Next-generation technologies could make these servers even more appealing, according to Crawford del Prete, senior vice president for hardware research at IDC (a sister company to CIO’s publisher, CXO Media). Several server makers?including Intel spinoff Ziatech in San Luis Obispo, Calif., and San Jose, Calif.-based Force Computers?have already borrowed the “blade” form factor from routers (ultra-thin rack-mountable slices that contain complete systems) and can now stuff a half dozen or more processors into a space formerly taken up by two CPUs. And while today’s thin servers are built with a single, immutable purpose in mind, del Prete says future versions will act as adaptive pools of computing resources, able to switch among a variety of tasks.
Such systems, however, are a few years off, however. Today, even the devices’ boosters raise a note of caution. For organizations that say they want to “do database and sales” and “run a couple hundred clients on each machine,” thin servers are not only appropriate but also appealing, Bayliss says. But, “there are still jobs where thin servers will not compete,” he says. If you want to host a Yahoo or an extremely large site, this isn’t the place to look, he adds.
Others concur. “I don’t think any large enterprise is going to run their entire operation off a couple of appliance servers,” observes Summit Strategies analyst Harve Tannenbaum. “As a piece in the mix, however, they can be a wonderful tool.”

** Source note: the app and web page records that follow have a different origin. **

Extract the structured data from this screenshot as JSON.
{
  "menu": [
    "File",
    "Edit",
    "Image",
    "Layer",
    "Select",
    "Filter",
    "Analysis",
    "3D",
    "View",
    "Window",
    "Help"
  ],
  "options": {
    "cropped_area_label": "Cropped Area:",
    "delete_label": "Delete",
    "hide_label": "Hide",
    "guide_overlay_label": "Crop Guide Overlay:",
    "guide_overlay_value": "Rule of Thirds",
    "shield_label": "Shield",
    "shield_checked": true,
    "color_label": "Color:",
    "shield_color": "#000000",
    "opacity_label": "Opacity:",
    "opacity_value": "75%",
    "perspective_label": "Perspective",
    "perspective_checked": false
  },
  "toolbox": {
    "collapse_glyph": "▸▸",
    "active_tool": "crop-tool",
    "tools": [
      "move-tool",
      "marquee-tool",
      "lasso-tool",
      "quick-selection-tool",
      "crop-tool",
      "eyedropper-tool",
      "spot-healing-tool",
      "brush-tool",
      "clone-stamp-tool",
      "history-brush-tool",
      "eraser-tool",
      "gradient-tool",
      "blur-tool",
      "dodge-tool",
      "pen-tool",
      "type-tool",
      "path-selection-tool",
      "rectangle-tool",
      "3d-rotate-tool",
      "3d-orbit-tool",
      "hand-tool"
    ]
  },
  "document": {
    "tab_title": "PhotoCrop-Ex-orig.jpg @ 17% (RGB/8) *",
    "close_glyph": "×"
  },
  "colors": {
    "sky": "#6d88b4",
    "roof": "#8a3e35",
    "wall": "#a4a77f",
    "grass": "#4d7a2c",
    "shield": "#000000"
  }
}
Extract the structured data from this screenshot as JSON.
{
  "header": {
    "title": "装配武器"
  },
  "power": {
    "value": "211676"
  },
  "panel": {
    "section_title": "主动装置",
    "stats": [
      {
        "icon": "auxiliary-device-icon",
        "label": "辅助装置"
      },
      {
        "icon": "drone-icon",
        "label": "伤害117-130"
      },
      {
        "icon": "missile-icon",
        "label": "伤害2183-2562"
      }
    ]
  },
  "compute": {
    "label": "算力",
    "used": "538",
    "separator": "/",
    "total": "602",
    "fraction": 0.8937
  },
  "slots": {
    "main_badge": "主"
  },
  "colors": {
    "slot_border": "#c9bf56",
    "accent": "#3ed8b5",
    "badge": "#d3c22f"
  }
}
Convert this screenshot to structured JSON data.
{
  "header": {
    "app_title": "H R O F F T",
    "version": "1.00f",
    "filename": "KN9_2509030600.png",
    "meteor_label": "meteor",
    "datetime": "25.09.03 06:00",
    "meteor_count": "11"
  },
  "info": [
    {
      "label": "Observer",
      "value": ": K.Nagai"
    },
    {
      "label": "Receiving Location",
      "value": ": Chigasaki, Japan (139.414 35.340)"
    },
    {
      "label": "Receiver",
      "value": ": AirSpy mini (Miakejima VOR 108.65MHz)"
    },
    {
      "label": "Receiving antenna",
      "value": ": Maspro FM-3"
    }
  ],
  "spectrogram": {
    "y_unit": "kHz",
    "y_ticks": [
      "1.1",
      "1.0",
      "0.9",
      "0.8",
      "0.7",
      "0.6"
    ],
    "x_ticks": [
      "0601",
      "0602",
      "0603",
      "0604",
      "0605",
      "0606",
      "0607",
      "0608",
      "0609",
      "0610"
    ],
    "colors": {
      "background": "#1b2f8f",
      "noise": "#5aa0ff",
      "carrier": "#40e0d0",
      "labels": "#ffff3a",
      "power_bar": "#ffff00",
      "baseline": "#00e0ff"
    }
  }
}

Freelance Writer Matthew W. Beale is working on several fiction projects and creating a new magazine-website that will cast a critical gaze at technology. He can be contacted at email@example.com.